Entries provided:
= = = = =
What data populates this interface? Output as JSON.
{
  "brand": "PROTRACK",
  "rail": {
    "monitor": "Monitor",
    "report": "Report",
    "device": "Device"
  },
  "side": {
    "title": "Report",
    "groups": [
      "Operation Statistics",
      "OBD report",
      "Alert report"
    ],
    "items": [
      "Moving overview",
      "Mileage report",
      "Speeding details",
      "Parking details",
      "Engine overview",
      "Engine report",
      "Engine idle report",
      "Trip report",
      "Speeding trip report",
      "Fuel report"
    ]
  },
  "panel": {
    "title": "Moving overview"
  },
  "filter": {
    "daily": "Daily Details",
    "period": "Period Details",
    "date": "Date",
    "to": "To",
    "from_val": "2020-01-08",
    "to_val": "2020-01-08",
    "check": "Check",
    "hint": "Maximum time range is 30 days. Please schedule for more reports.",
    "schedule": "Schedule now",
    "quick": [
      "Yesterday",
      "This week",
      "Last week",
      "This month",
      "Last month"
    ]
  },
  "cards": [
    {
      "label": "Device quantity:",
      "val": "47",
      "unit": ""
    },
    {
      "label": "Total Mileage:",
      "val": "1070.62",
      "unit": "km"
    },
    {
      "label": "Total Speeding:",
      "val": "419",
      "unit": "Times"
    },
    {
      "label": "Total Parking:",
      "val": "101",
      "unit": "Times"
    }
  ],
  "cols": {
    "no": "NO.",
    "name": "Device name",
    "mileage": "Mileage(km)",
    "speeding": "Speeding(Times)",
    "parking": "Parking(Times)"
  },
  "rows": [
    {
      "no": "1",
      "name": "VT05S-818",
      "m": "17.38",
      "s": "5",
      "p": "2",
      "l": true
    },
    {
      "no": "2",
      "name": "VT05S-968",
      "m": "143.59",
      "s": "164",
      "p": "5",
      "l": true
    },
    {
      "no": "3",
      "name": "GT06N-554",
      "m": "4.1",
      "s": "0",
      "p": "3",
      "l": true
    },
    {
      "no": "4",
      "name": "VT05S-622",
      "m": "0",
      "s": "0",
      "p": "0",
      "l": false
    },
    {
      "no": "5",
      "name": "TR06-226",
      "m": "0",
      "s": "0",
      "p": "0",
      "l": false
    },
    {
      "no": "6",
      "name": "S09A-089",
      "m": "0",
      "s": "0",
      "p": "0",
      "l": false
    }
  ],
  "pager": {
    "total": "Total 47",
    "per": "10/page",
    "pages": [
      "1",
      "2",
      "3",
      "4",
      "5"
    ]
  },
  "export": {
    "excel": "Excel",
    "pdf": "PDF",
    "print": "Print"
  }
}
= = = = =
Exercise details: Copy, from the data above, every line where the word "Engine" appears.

Result:
      "Engine overview",
      "Engine report",
      "Engine idle report",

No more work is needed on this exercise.